New Jersey is one of 6 states that does not need a permit for its police officers, and that also does not have an central process to anathema officers for breaking the law. The Park Press remarkable that the state is done up of 466 metropolitan police departments and any one has “a singular domestic enlightenment and an inner affairs complement that is frequency overseen by outsiders.”
In 2014, a study found that police officers in New Jersey were some-more likely to file lawsuits against police departments than the normal citizen, and the lawsuits filed by officers were noticeably some-more costly for taxpayers.

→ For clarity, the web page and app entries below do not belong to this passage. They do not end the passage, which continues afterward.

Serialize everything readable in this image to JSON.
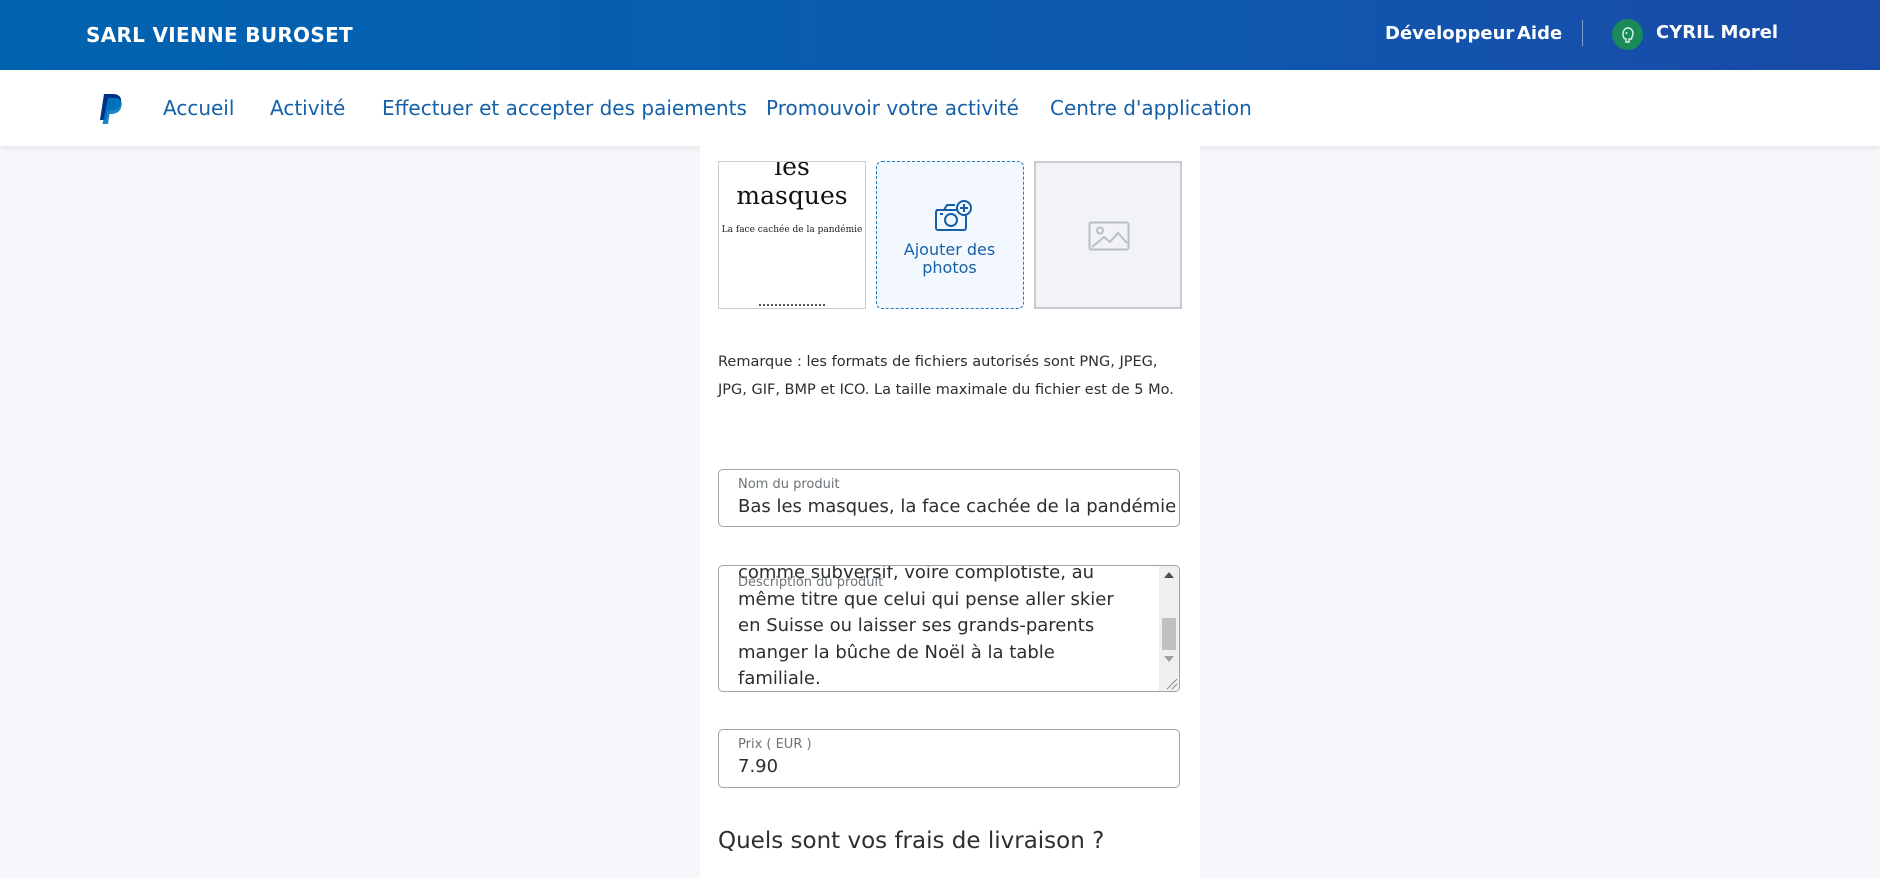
{
  "header": {
    "merchant_name": "SARL VIENNE BUROSET",
    "developer_link": "Développeur",
    "help_link": "Aide",
    "user_name": "CYRIL Morel",
    "avatar_icon": "user-avatar-icon",
    "background_color": "#0d5ab0"
  },
  "nav": {
    "logo_icon": "paypal-logo-icon",
    "items": [
      {
        "label": "Accueil"
      },
      {
        "label": "Activité"
      },
      {
        "label": "Effectuer et accepter des paiements"
      },
      {
        "label": "Promouvoir votre activité"
      },
      {
        "label": "Centre d'application"
      }
    ],
    "link_color": "#1560a8"
  },
  "photos": {
    "book_cover": {
      "title_line1": "les",
      "title_line2": "masques",
      "subtitle": "La face cachée de la pandémie"
    },
    "add_photos_label": "Ajouter des photos",
    "add_icon": "camera-add-icon",
    "placeholder_icon": "image-placeholder-icon"
  },
  "note": "Remarque : les formats de fichiers autorisés sont PNG, JPEG, JPG, GIF, BMP et ICO. La taille maximale du fichier est de 5 Mo.",
  "form": {
    "product_name": {
      "label": "Nom du produit",
      "value": "Bas les masques, la face cachée de la pandémie"
    },
    "description": {
      "label": "Description du produit",
      "value": "comme subversif, voire complotiste, au même titre que celui qui pense aller skier en Suisse ou laisser ses grands-parents manger la bûche de Noël à la table familiale."
    },
    "price": {
      "label": "Prix ( EUR )",
      "value": "7.90"
    }
  },
  "shipping_heading": "Quels sont vos frais de livraison ?"
}
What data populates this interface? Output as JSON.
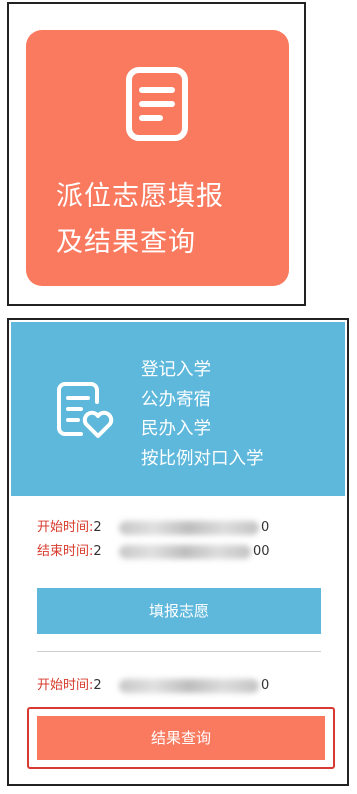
{
  "volunteer_card": {
    "title_line1": "派位志愿填报",
    "title_line2": "及结果查询",
    "icon": "document-icon",
    "color": "#fa7a5f"
  },
  "enrollment_card": {
    "icon": "form-heart-icon",
    "panel_color": "#5db8dc",
    "categories": [
      "登记入学",
      "公办寄宿",
      "民办入学",
      "按比例对口入学"
    ],
    "start_label": "开始时间:",
    "end_label": "结束时间:",
    "start_value_prefix": "2",
    "start_value_suffix": "0",
    "end_value_prefix": "2",
    "end_value_suffix": "00",
    "fill_button": "填报志愿",
    "result_start_label": "开始时间:",
    "result_start_prefix": "2",
    "result_start_suffix": "0",
    "result_button": "结果查询",
    "accent_color": "#fa7a5f",
    "highlight_color": "#d63a32"
  }
}
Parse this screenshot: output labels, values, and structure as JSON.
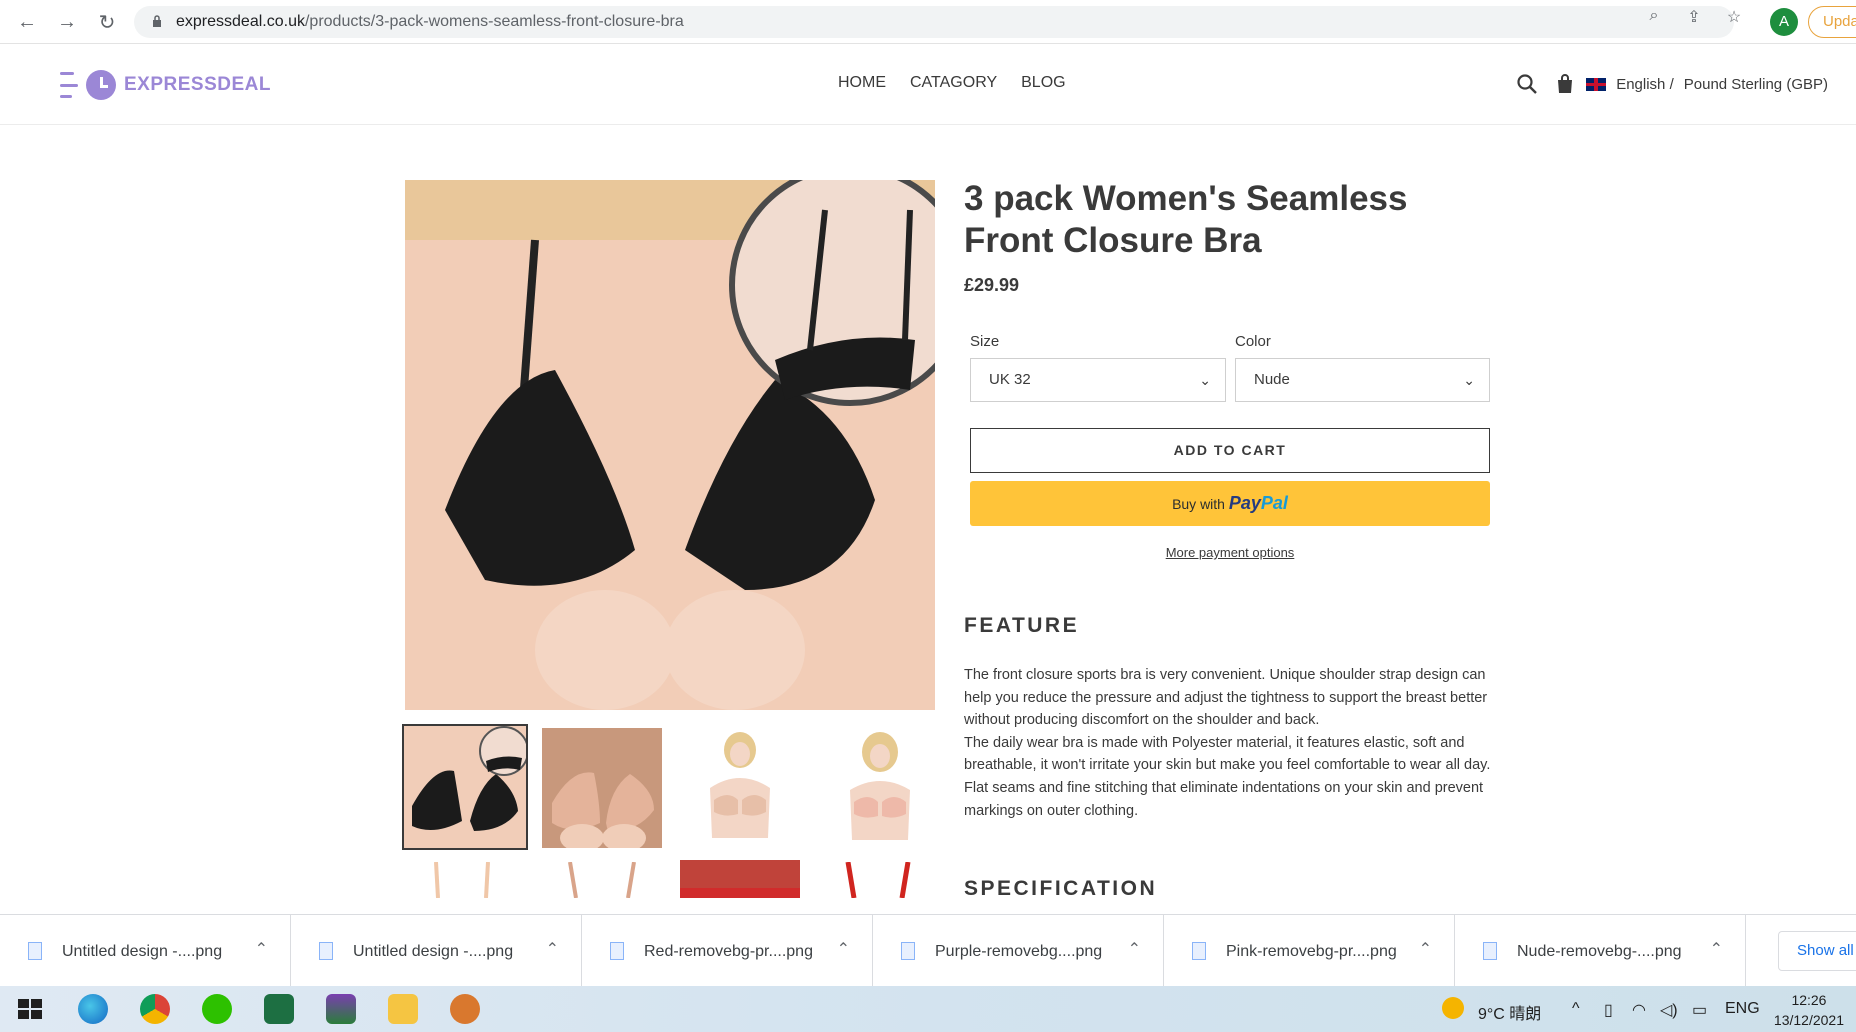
{
  "browser": {
    "url_domain": "expressdeal.co.uk",
    "url_path": "/products/3-pack-womens-seamless-front-closure-bra",
    "profile_initial": "A",
    "update_label": "Upda"
  },
  "site": {
    "logo_text": "EXPRESSDEAL",
    "brand_color": "#9b87d6",
    "nav": [
      "HOME",
      "CATAGORY",
      "BLOG"
    ],
    "language": "English /",
    "currency": "Pound Sterling (GBP)"
  },
  "product": {
    "title": "3 pack Women's Seamless Front Closure Bra",
    "price": "£29.99",
    "size_label": "Size",
    "size_value": "UK 32",
    "color_label": "Color",
    "color_value": "Nude",
    "add_to_cart": "ADD TO CART",
    "paypal_prefix": "Buy with",
    "paypal_brand_1": "Pay",
    "paypal_brand_2": "Pal",
    "more_payment": "More payment options",
    "feature_heading": "FEATURE",
    "feature_p1": "The front closure sports bra is very convenient. Unique shoulder strap design can help you reduce the pressure and adjust the tightness to support the breast better without producing discomfort on the shoulder and back.",
    "feature_p2": "The daily wear bra is made with Polyester material, it features elastic, soft and breathable, it won't irritate your skin but make you feel comfortable to wear all day. Flat seams and fine stitching that eliminate indentations on your skin and prevent markings on outer clothing.",
    "spec_heading": "SPECIFICATION"
  },
  "downloads": {
    "items": [
      "Untitled design -....png",
      "Untitled design -....png",
      "Red-removebg-pr....png",
      "Purple-removebg....png",
      "Pink-removebg-pr....png",
      "Nude-removebg-....png"
    ],
    "show_all": "Show all"
  },
  "taskbar": {
    "weather": "9°C 晴朗",
    "lang": "ENG",
    "time": "12:26",
    "date": "13/12/2021"
  }
}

Rachel Blevins is an eccentric publisher from Texas, who aspires to mangle the fake left/right model in media and politics by posterior law and doubt existent narratives. Follow Rachel on Facebook, Twitter, YouTube, Steemit and Patreon. This essay first seemed at The Free Thought Project.